Start of Data for the task
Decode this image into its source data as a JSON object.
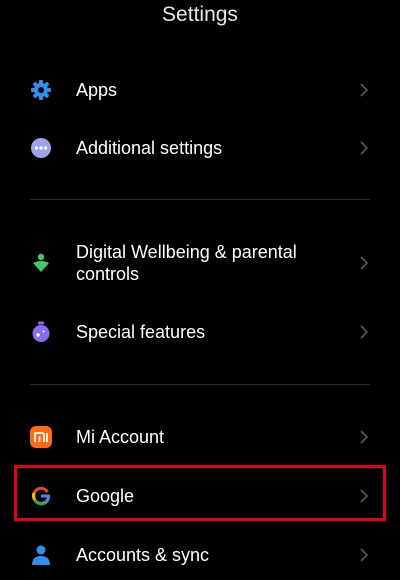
{
  "header": {
    "title": "Settings"
  },
  "items": {
    "apps": {
      "label": "Apps",
      "icon": "gear-icon"
    },
    "additional": {
      "label": "Additional settings",
      "icon": "more-dots-icon"
    },
    "wellbeing": {
      "label": "Digital Wellbeing & parental controls",
      "icon": "wellbeing-icon"
    },
    "special": {
      "label": "Special features",
      "icon": "special-features-icon"
    },
    "mi_account": {
      "label": "Mi Account",
      "icon": "mi-logo-icon"
    },
    "google": {
      "label": "Google",
      "icon": "google-logo-icon"
    },
    "accounts": {
      "label": "Accounts & sync",
      "icon": "person-icon"
    }
  },
  "colors": {
    "background": "#000000",
    "highlight": "#e2001a",
    "apps_icon": "#2f8fef",
    "additional_icon": "#9aa6e8",
    "wellbeing_icon": "#3fc76a",
    "special_icon": "#8a6cf0",
    "mi_icon": "#ff6a13",
    "accounts_icon": "#2f8fef"
  }
}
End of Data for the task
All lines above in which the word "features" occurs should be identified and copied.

• [Response to the exercise]
      "label": "Special features",
      "icon": "special-features-icon"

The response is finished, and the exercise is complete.